  2. Fees are also payable when you apply for approval to export produce, or sell any imported produce. If you refuse or fail to pay the fees at the prescribed time, it is an offence.15

  3. The same applies when you request approval to use an official ‘distinctive mark’ in respect of your produce.16 Fees are prescribed for such an application, and it is a criminal offence to fail or refuse to pay them.17

D. Permits and authorisations

  1. It is an offence to alter any permit, authorisation, approval, consent, certificate or other document issued in terms of the Act.18

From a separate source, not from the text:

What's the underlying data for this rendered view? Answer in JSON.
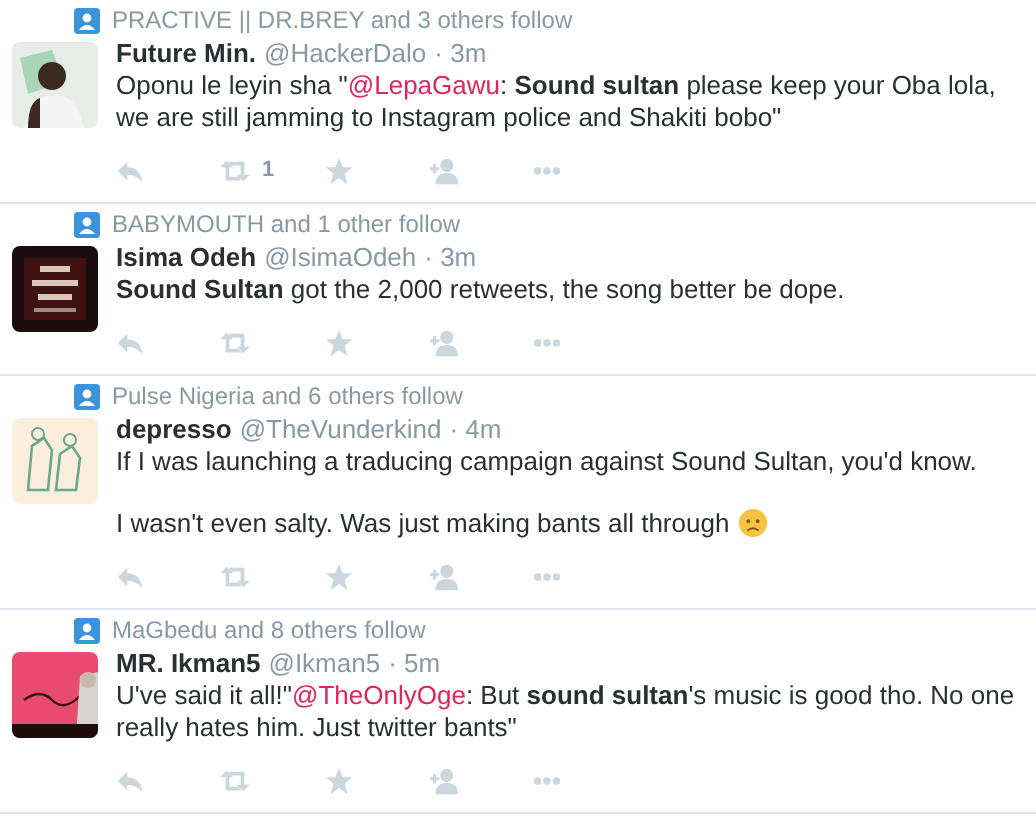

  2. If you are required to be in possession of any such permit (etc.), you must also display it, and it is an offence not to do so.19

  3. It is an offence to forge, or cause to be forged, any document issued in terms of the Act.20

  4. The export of produce may be approved by the Executive Officer subject to certain terms and conditions. It is an offence to contravene or fail to comply with any such condition.21
  5. The import of produce may also be made subject to conditions, and may not even be removed from the port of entry unless and until the conditions are met. It is a crime to contravene or fail to comply with such a condition.22

  6. Any approval, authorisation or consent in terms of the Act can be granted subject to conditions. It is a crime to contravene or fail to comply with the prohibition.23
  1. As Amended; the latest amendment was effected by Act 63 of 1998. 

  2. Or his delegate. 

  3. Section 11(1)(d). 

  4. Section 11(1)(d) read with Section 3A(1)(b). 

  5. Section 11(1)(e). 

  6. Section 11(1)(f). 

  7. Section 11(1)(g). 

  8. Section 11(1)(h). 

  9. Section 11(1)(a) read with section 9. 

  10. It is also likely to constitute passing-off at common law. 

  11. Section 11 (1)(a) read with section 6. 

  12. Section 11(1)(a) read with section 6A. 

  13. Section 11 (1)(a) read with section 5(2)(c). 

  14. Section 11(1)(b) read with section 3(1A)(b)(i); 3A(4); section 4(2)(b); section 4A(3); section 5(3); section 10(2). 

  15. Section 11(1)(b) read with section 4A(3). 

  16. Distinctive marks can be prescribed for use in relation to the sale of produce, or export thereof, or the management control system or class, grade or production method of the produce, as the case may be. 

  17. Section 11(1)(b) read with section 5(3). 

  18. Section 11(1)(1). 

  19. Section 11(1)(j). 

  20. Section 11(1)(k). 

  21. Section 11(1)(c) read with section 4(3)(a)(i). 

  22. Section 11(1)(c) read with section 4A(1)(b). 

  23. Section 11(1)(c) read with section 16(3)(a).